• **Data about app and page elements**
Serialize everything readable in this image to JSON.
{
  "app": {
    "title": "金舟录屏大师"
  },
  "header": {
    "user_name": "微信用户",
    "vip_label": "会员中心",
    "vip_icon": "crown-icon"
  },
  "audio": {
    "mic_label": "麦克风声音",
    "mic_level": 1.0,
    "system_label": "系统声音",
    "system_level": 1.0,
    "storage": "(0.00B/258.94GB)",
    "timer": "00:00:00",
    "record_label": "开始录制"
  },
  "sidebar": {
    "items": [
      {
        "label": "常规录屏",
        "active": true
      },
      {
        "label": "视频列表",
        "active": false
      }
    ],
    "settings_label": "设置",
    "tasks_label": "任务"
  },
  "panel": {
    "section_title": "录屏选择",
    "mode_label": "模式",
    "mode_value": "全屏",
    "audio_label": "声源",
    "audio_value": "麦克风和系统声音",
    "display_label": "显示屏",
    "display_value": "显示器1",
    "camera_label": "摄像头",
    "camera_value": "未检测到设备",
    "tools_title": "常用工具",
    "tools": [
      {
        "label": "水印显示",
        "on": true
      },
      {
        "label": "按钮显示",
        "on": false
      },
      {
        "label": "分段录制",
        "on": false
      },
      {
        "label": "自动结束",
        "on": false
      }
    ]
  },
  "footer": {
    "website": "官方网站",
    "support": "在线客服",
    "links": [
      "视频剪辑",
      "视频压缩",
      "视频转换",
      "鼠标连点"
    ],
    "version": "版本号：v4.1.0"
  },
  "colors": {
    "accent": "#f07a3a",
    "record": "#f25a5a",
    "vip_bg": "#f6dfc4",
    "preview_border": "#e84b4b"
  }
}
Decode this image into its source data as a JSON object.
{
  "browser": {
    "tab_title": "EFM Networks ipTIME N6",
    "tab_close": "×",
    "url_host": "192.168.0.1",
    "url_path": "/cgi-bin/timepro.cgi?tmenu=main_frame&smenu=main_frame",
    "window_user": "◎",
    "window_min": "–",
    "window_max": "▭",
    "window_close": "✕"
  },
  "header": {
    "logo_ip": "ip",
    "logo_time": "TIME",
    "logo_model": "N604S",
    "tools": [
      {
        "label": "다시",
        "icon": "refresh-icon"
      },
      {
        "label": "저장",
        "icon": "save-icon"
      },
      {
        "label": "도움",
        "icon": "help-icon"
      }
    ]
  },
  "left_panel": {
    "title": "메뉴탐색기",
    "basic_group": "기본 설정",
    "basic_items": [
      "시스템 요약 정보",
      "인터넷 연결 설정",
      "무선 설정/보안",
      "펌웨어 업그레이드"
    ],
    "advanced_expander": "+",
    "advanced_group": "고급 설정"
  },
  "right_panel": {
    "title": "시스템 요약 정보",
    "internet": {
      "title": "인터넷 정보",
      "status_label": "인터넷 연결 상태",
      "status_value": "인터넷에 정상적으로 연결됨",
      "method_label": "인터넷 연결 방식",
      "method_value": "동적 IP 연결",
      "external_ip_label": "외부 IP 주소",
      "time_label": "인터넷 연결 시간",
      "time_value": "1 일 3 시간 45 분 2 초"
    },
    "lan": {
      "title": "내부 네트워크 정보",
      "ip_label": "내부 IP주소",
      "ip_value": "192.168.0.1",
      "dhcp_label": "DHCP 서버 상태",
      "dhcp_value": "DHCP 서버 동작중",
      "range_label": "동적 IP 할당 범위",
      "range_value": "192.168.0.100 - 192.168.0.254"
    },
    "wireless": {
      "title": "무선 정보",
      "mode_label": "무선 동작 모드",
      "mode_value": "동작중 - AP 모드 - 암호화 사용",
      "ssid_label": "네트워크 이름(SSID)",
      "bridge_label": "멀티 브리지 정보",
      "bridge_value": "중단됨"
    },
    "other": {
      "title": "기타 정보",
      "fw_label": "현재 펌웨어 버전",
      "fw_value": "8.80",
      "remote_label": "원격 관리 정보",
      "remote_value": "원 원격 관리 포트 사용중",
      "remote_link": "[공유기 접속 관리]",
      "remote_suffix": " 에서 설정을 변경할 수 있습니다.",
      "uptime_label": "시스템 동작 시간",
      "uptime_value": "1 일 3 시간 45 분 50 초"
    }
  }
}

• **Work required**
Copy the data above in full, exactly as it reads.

• **Response**
Serialize everything readable in this image to JSON.
{
  "app": {
    "title": "金舟录屏大师"
  },
  "header": {
    "user_name": "微信用户",
    "vip_label": "会员中心",
    "vip_icon": "crown-icon"
  },
  "audio": {
    "mic_label": "麦克风声音",
    "mic_level": 1.0,
    "system_label": "系统声音",
    "system_level": 1.0,
    "storage": "(0.00B/258.94GB)",
    "timer": "00:00:00",
    "record_label": "开始录制"
  },
  "sidebar": {
    "items": [
      {
        "label": "常规录屏",
        "active": true
      },
      {
        "label": "视频列表",
        "active": false
      }
    ],
    "settings_label": "设置",
    "tasks_label": "任务"
  },
  "panel": {
    "section_title": "录屏选择",
    "mode_label": "模式",
    "mode_value": "全屏",
    "audio_label": "声源",
    "audio_value": "麦克风和系统声音",
    "display_label": "显示屏",
    "display_value": "显示器1",
    "camera_label": "摄像头",
    "camera_value": "未检测到设备",
    "tools_title": "常用工具",
    "tools": [
      {
        "label": "水印显示",
        "on": true
      },
      {
        "label": "按钮显示",
        "on": false
      },
      {
        "label": "分段录制",
        "on": false
      },
      {
        "label": "自动结束",
        "on": false
      }
    ]
  },
  "footer": {
    "website": "官方网站",
    "support": "在线客服",
    "links": [
      "视频剪辑",
      "视频压缩",
      "视频转换",
      "鼠标连点"
    ],
    "version": "版本号：v4.1.0"
  },
  "colors": {
    "accent": "#f07a3a",
    "record": "#f25a5a",
    "vip_bg": "#f6dfc4",
    "preview_border": "#e84b4b"
  }
}
Decode this image into its source data as a JSON object.
{
  "browser": {
    "tab_title": "EFM Networks ipTIME N6",
    "tab_close": "×",
    "url_host": "192.168.0.1",
    "url_path": "/cgi-bin/timepro.cgi?tmenu=main_frame&smenu=main_frame",
    "window_user": "◎",
    "window_min": "–",
    "window_max": "▭",
    "window_close": "✕"
  },
  "header": {
    "logo_ip": "ip",
    "logo_time": "TIME",
    "logo_model": "N604S",
    "tools": [
      {
        "label": "다시",
        "icon": "refresh-icon"
      },
      {
        "label": "저장",
        "icon": "save-icon"
      },
      {
        "label": "도움",
        "icon": "help-icon"
      }
    ]
  },
  "left_panel": {
    "title": "메뉴탐색기",
    "basic_group": "기본 설정",
    "basic_items": [
      "시스템 요약 정보",
      "인터넷 연결 설정",
      "무선 설정/보안",
      "펌웨어 업그레이드"
    ],
    "advanced_expander": "+",
    "advanced_group": "고급 설정"
  },
  "right_panel": {
    "title": "시스템 요약 정보",
    "internet": {
      "title": "인터넷 정보",
      "status_label": "인터넷 연결 상태",
      "status_value": "인터넷에 정상적으로 연결됨",
      "method_label": "인터넷 연결 방식",
      "method_value": "동적 IP 연결",
      "external_ip_label": "외부 IP 주소",
      "time_label": "인터넷 연결 시간",
      "time_value": "1 일 3 시간 45 분 2 초"
    },
    "lan": {
      "title": "내부 네트워크 정보",
      "ip_label": "내부 IP주소",
      "ip_value": "192.168.0.1",
      "dhcp_label": "DHCP 서버 상태",
      "dhcp_value": "DHCP 서버 동작중",
      "range_label": "동적 IP 할당 범위",
      "range_value": "192.168.0.100 - 192.168.0.254"
    },
    "wireless": {
      "title": "무선 정보",
      "mode_label": "무선 동작 모드",
      "mode_value": "동작중 - AP 모드 - 암호화 사용",
      "ssid_label": "네트워크 이름(SSID)",
      "bridge_label": "멀티 브리지 정보",
      "bridge_value": "중단됨"
    },
    "other": {
      "title": "기타 정보",
      "fw_label": "현재 펌웨어 버전",
      "fw_value": "8.80",
      "remote_label": "원격 관리 정보",
      "remote_value": "원 원격 관리 포트 사용중",
      "remote_link": "[공유기 접속 관리]",
      "remote_suffix": " 에서 설정을 변경할 수 있습니다.",
      "uptime_label": "시스템 동작 시간",
      "uptime_value": "1 일 3 시간 45 분 50 초"
    }
  }
}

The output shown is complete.